Directions:
Restate each entry below without changing a word.
..............................
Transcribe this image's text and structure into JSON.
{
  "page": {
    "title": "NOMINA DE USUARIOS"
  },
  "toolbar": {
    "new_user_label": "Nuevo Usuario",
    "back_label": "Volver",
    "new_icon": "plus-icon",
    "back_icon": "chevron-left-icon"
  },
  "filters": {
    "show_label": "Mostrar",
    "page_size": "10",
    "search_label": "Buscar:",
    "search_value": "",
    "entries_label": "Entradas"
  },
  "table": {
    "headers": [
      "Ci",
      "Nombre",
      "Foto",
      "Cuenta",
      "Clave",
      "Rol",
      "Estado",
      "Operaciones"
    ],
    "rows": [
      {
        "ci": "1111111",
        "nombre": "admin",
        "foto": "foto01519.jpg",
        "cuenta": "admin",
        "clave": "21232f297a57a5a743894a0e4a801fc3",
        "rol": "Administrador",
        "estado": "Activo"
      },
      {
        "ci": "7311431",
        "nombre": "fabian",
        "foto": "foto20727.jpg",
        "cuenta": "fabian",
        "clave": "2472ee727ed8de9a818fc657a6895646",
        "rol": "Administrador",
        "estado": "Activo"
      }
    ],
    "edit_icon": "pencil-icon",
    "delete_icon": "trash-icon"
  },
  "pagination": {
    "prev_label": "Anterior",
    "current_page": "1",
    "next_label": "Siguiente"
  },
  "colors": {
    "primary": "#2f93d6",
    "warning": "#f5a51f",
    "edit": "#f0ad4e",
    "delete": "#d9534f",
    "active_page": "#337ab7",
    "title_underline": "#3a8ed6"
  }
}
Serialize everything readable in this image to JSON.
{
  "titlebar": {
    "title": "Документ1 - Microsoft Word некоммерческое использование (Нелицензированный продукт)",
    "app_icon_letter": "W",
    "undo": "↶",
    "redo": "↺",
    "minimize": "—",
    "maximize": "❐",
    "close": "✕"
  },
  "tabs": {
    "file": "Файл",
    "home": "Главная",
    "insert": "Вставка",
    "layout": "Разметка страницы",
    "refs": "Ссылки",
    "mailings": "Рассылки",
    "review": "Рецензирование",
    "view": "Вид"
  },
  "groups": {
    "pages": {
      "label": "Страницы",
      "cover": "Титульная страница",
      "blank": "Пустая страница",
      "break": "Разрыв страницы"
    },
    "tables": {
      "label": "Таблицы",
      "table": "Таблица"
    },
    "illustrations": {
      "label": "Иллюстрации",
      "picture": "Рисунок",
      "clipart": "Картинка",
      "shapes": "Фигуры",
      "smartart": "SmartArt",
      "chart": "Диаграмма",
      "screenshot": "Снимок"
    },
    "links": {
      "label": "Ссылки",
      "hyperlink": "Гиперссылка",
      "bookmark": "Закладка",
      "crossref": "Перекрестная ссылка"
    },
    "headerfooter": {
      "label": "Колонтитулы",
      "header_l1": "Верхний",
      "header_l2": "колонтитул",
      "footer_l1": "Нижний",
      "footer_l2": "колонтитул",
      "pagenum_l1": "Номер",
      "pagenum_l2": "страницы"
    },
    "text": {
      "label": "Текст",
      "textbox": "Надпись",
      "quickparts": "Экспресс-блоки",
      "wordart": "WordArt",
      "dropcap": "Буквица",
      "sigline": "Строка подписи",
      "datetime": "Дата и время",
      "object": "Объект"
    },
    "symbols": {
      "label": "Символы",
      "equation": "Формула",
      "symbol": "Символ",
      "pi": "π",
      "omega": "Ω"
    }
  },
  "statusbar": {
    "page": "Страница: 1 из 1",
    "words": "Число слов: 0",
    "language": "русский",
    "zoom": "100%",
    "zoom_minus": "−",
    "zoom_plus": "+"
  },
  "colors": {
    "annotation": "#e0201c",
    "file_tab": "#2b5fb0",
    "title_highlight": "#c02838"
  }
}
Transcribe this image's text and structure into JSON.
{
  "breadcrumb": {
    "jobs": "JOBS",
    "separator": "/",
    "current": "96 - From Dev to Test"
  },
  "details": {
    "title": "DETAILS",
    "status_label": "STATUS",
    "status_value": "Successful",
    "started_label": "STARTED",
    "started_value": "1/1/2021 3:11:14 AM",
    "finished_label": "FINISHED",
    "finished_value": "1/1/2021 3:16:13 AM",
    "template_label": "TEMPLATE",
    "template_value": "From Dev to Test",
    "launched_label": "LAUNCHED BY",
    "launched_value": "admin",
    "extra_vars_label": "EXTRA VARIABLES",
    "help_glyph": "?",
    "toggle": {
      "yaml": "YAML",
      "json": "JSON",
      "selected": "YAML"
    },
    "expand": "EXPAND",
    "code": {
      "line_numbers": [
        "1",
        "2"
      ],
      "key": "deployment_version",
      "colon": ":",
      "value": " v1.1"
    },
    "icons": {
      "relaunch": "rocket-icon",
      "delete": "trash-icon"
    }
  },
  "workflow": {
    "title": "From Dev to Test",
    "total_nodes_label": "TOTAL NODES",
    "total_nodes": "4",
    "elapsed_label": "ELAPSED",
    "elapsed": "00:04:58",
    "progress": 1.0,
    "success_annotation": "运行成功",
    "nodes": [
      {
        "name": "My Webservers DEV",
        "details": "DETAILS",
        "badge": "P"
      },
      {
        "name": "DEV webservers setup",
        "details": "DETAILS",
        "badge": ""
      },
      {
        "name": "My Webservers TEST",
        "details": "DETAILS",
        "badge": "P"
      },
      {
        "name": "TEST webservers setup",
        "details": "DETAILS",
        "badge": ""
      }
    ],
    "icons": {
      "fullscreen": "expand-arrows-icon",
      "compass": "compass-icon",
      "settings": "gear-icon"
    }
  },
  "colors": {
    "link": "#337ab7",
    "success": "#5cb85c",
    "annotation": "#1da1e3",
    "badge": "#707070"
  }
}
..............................
Answer to the exercise:
Transcribe this image's text and structure into JSON.
{
  "page": {
    "title": "NOMINA DE USUARIOS"
  },
  "toolbar": {
    "new_user_label": "Nuevo Usuario",
    "back_label": "Volver",
    "new_icon": "plus-icon",
    "back_icon": "chevron-left-icon"
  },
  "filters": {
    "show_label": "Mostrar",
    "page_size": "10",
    "search_label": "Buscar:",
    "search_value": "",
    "entries_label": "Entradas"
  },
  "table": {
    "headers": [
      "Ci",
      "Nombre",
      "Foto",
      "Cuenta",
      "Clave",
      "Rol",
      "Estado",
      "Operaciones"
    ],
    "rows": [
      {
        "ci": "1111111",
        "nombre": "admin",
        "foto": "foto01519.jpg",
        "cuenta": "admin",
        "clave": "21232f297a57a5a743894a0e4a801fc3",
        "rol": "Administrador",
        "estado": "Activo"
      },
      {
        "ci": "7311431",
        "nombre": "fabian",
        "foto": "foto20727.jpg",
        "cuenta": "fabian",
        "clave": "2472ee727ed8de9a818fc657a6895646",
        "rol": "Administrador",
        "estado": "Activo"
      }
    ],
    "edit_icon": "pencil-icon",
    "delete_icon": "trash-icon"
  },
  "pagination": {
    "prev_label": "Anterior",
    "current_page": "1",
    "next_label": "Siguiente"
  },
  "colors": {
    "primary": "#2f93d6",
    "warning": "#f5a51f",
    "edit": "#f0ad4e",
    "delete": "#d9534f",
    "active_page": "#337ab7",
    "title_underline": "#3a8ed6"
  }
}
Serialize everything readable in this image to JSON.
{
  "titlebar": {
    "title": "Документ1 - Microsoft Word некоммерческое использование (Нелицензированный продукт)",
    "app_icon_letter": "W",
    "undo": "↶",
    "redo": "↺",
    "minimize": "—",
    "maximize": "❐",
    "close": "✕"
  },
  "tabs": {
    "file": "Файл",
    "home": "Главная",
    "insert": "Вставка",
    "layout": "Разметка страницы",
    "refs": "Ссылки",
    "mailings": "Рассылки",
    "review": "Рецензирование",
    "view": "Вид"
  },
  "groups": {
    "pages": {
      "label": "Страницы",
      "cover": "Титульная страница",
      "blank": "Пустая страница",
      "break": "Разрыв страницы"
    },
    "tables": {
      "label": "Таблицы",
      "table": "Таблица"
    },
    "illustrations": {
      "label": "Иллюстрации",
      "picture": "Рисунок",
      "clipart": "Картинка",
      "shapes": "Фигуры",
      "smartart": "SmartArt",
      "chart": "Диаграмма",
      "screenshot": "Снимок"
    },
    "links": {
      "label": "Ссылки",
      "hyperlink": "Гиперссылка",
      "bookmark": "Закладка",
      "crossref": "Перекрестная ссылка"
    },
    "headerfooter": {
      "label": "Колонтитулы",
      "header_l1": "Верхний",
      "header_l2": "колонтитул",
      "footer_l1": "Нижний",
      "footer_l2": "колонтитул",
      "pagenum_l1": "Номер",
      "pagenum_l2": "страницы"
    },
    "text": {
      "label": "Текст",
      "textbox": "Надпись",
      "quickparts": "Экспресс-блоки",
      "wordart": "WordArt",
      "dropcap": "Буквица",
      "sigline": "Строка подписи",
      "datetime": "Дата и время",
      "object": "Объект"
    },
    "symbols": {
      "label": "Символы",
      "equation": "Формула",
      "symbol": "Символ",
      "pi": "π",
      "omega": "Ω"
    }
  },
  "statusbar": {
    "page": "Страница: 1 из 1",
    "words": "Число слов: 0",
    "language": "русский",
    "zoom": "100%",
    "zoom_minus": "−",
    "zoom_plus": "+"
  },
  "colors": {
    "annotation": "#e0201c",
    "file_tab": "#2b5fb0",
    "title_highlight": "#c02838"
  }
}
Transcribe this image's text and structure into JSON.
{
  "breadcrumb": {
    "jobs": "JOBS",
    "separator": "/",
    "current": "96 - From Dev to Test"
  },
  "details": {
    "title": "DETAILS",
    "status_label": "STATUS",
    "status_value": "Successful",
    "started_label": "STARTED",
    "started_value": "1/1/2021 3:11:14 AM",
    "finished_label": "FINISHED",
    "finished_value": "1/1/2021 3:16:13 AM",
    "template_label": "TEMPLATE",
    "template_value": "From Dev to Test",
    "launched_label": "LAUNCHED BY",
    "launched_value": "admin",
    "extra_vars_label": "EXTRA VARIABLES",
    "help_glyph": "?",
    "toggle": {
      "yaml": "YAML",
      "json": "JSON",
      "selected": "YAML"
    },
    "expand": "EXPAND",
    "code": {
      "line_numbers": [
        "1",
        "2"
      ],
      "key": "deployment_version",
      "colon": ":",
      "value": " v1.1"
    },
    "icons": {
      "relaunch": "rocket-icon",
      "delete": "trash-icon"
    }
  },
  "workflow": {
    "title": "From Dev to Test",
    "total_nodes_label": "TOTAL NODES",
    "total_nodes": "4",
    "elapsed_label": "ELAPSED",
    "elapsed": "00:04:58",
    "progress": 1.0,
    "success_annotation": "运行成功",
    "nodes": [
      {
        "name": "My Webservers DEV",
        "details": "DETAILS",
        "badge": "P"
      },
      {
        "name": "DEV webservers setup",
        "details": "DETAILS",
        "badge": ""
      },
      {
        "name": "My Webservers TEST",
        "details": "DETAILS",
        "badge": "P"
      },
      {
        "name": "TEST webservers setup",
        "details": "DETAILS",
        "badge": ""
      }
    ],
    "icons": {
      "fullscreen": "expand-arrows-icon",
      "compass": "compass-icon",
      "settings": "gear-icon"
    }
  },
  "colors": {
    "link": "#337ab7",
    "success": "#5cb85c",
    "annotation": "#1da1e3",
    "badge": "#707070"
  }
}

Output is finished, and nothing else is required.